Internet-connected classrooms have transformed the learning process in schools all over the UK. However, it’s also given rise to new dangerous online threats. Much like other public WiFi networks, school WiFi might be vulnerable to hackers.
There are a few recorded cases of hackers and other shady internet personas getting into a school’s WiFi network. In such a case, hackers may be able to access student devices and get hold of their photos, documents, and other sensitive data. They may also get in contact with the students.
“The truth is that public WiFi networks are usually so unsecure that even a seven-year-old kid with an interest in tech can hack them,” said Daniel Markuson, Digital Privacy Expert at NordVPN. “School WiFi networks are no exception. Loads of online tutorials provide tips on how to do that.”
In 2015, ago a seven-year-old girl from London showed how easy it is to break into a public WiFi network. It took her less than 11 minutes to infiltrate the hotspot by setting up a rogue access point. Hackers frequently use this technique to activate a ‘man in the middle’ attack and begin eavesdropping on the traffic.
There are approximately 32,000 in the United Kingdom, and almost all of them have WiFi networks. The problem is that the authorities usually have very few ways of knowing if and who is hacking them. That’s unless the cyber criminals are caught using student data or other information.
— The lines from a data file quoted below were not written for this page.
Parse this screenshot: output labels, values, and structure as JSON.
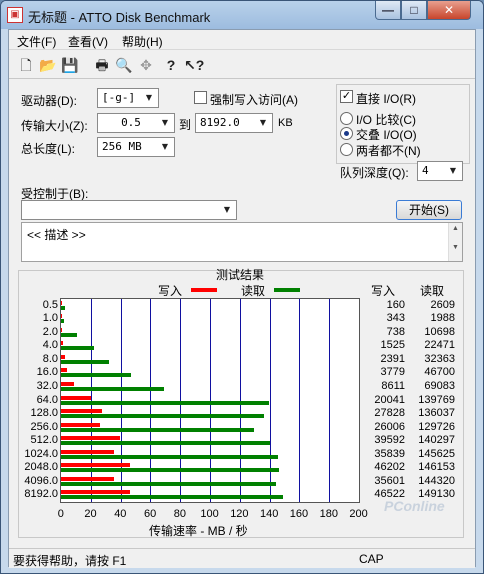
{
  "window": {
    "title": "无标题 - ATTO Disk Benchmark",
    "min_glyph": "—",
    "max_glyph": "□",
    "close_glyph": "✕"
  },
  "menu": [
    {
      "label": "文件(F)"
    },
    {
      "label": "查看(V)"
    },
    {
      "label": "帮助(H)"
    }
  ],
  "toolbar_icons": [
    "new-file-icon",
    "open-folder-icon",
    "save-icon",
    "print-icon",
    "print-preview-icon",
    "move-icon",
    "help-icon",
    "context-help-icon"
  ],
  "form": {
    "drive_label": "驱动器(D):",
    "drive_value": "[-g-]",
    "force_write_label": "强制写入访问(A)",
    "transfer_label": "传输大小(Z):",
    "transfer_from": "0.5",
    "to_label": "到",
    "transfer_to": "8192.0",
    "kb_label": "KB",
    "total_length_label": "总长度(L):",
    "total_length_value": "256 MB",
    "direct_io_label": "直接 I/O(R)",
    "io_compare_label": "I/O 比较(C)",
    "overlap_io_label": "交叠 I/O(O)",
    "neither_label": "两者都不(N)",
    "queue_depth_label": "队列深度(Q):",
    "queue_depth_value": "4",
    "controlled_by_label": "受控制于(B):",
    "controlled_by_value": "",
    "start_label": "开始(S)",
    "description": "<< 描述 >>"
  },
  "results": {
    "title": "测试结果",
    "write_legend": "写入",
    "read_legend": "读取",
    "write_header": "写入",
    "read_header": "读取",
    "xlabel": "传输速率 - MB / 秒",
    "xticks": [
      "0",
      "20",
      "40",
      "60",
      "80",
      "100",
      "120",
      "140",
      "160",
      "180",
      "200"
    ]
  },
  "colors": {
    "write": "#ff0000",
    "read": "#008000",
    "grid": "#1010a0"
  },
  "chart_data": {
    "type": "bar",
    "orientation": "horizontal",
    "categories": [
      "0.5",
      "1.0",
      "2.0",
      "4.0",
      "8.0",
      "16.0",
      "32.0",
      "64.0",
      "128.0",
      "256.0",
      "512.0",
      "1024.0",
      "2048.0",
      "4096.0",
      "8192.0"
    ],
    "xlim": [
      0,
      200
    ],
    "series": [
      {
        "name": "写入",
        "values": [
          0.16,
          0.34,
          0.74,
          1.53,
          2.39,
          3.78,
          8.61,
          20.04,
          27.83,
          26.01,
          39.59,
          35.84,
          46.2,
          35.6,
          46.52
        ]
      },
      {
        "name": "读取",
        "values": [
          2.61,
          1.99,
          10.7,
          22.47,
          32.36,
          46.7,
          69.08,
          139.77,
          136.04,
          129.73,
          140.3,
          145.63,
          146.15,
          144.32,
          149.13
        ]
      }
    ],
    "table": {
      "write": [
        "160",
        "343",
        "738",
        "1525",
        "2391",
        "3779",
        "8611",
        "20041",
        "27828",
        "26006",
        "39592",
        "35839",
        "46202",
        "35601",
        "46522"
      ],
      "read": [
        "2609",
        "1988",
        "10698",
        "22471",
        "32363",
        "46700",
        "69083",
        "139769",
        "136037",
        "129726",
        "140297",
        "145625",
        "146153",
        "144320",
        "149130"
      ]
    }
  },
  "status": {
    "help_text": "要获得帮助，请按 F1",
    "cap": "CAP"
  },
  "watermark": "PConline"
}
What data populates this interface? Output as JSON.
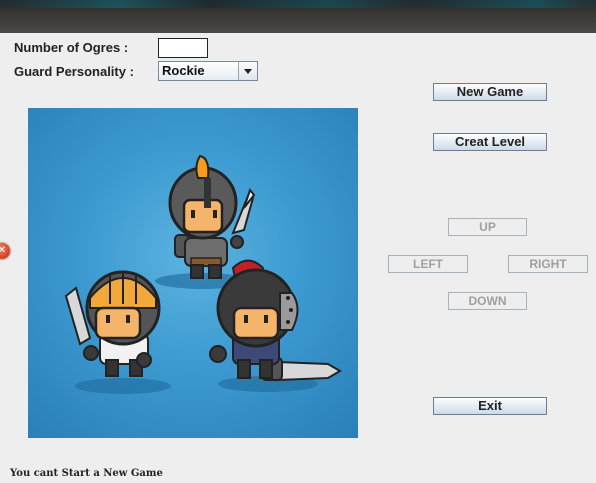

According to NordVPN’s expert, it might be a good idea to bring up the question of WiFi security at school. Another step is getting a virtual private network (VPN) for your kid. A VPN, like NordVPN, is an encrypted tunnel between the WiFi network and a child’s device. Most importantly, you should talk to kids and help them understand online security threats and the importance of digital privacy.